What needs to be done:
Retype the records word for word. Skip every image.

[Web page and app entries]
#####

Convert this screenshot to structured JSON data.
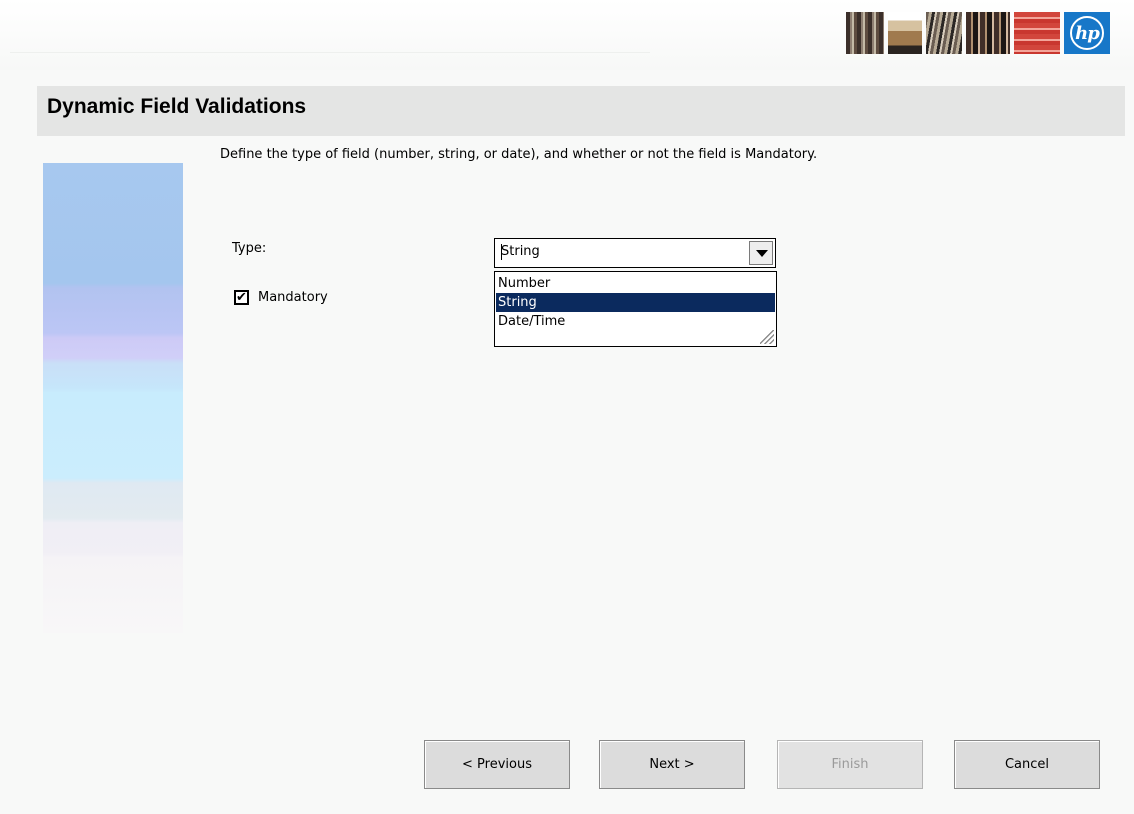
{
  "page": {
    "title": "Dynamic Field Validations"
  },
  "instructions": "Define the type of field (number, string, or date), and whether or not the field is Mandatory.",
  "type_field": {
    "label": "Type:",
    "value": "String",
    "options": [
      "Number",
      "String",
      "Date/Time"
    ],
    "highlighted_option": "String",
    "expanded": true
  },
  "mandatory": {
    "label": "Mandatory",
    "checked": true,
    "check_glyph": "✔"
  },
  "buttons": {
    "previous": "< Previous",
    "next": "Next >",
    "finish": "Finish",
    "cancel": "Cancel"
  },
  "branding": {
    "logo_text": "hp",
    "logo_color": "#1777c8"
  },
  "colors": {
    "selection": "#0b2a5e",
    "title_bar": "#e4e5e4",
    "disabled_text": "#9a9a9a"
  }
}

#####

Response to this exercise:
Convert this screenshot to structured JSON data.
{
  "page": {
    "title": "Dynamic Field Validations"
  },
  "instructions": "Define the type of field (number, string, or date), and whether or not the field is Mandatory.",
  "type_field": {
    "label": "Type:",
    "value": "String",
    "options": [
      "Number",
      "String",
      "Date/Time"
    ],
    "highlighted_option": "String",
    "expanded": true
  },
  "mandatory": {
    "label": "Mandatory",
    "checked": true,
    "check_glyph": "✔"
  },
  "buttons": {
    "previous": "< Previous",
    "next": "Next >",
    "finish": "Finish",
    "cancel": "Cancel"
  },
  "branding": {
    "logo_text": "hp",
    "logo_color": "#1777c8"
  },
  "colors": {
    "selection": "#0b2a5e",
    "title_bar": "#e4e5e4",
    "disabled_text": "#9a9a9a"
  }
}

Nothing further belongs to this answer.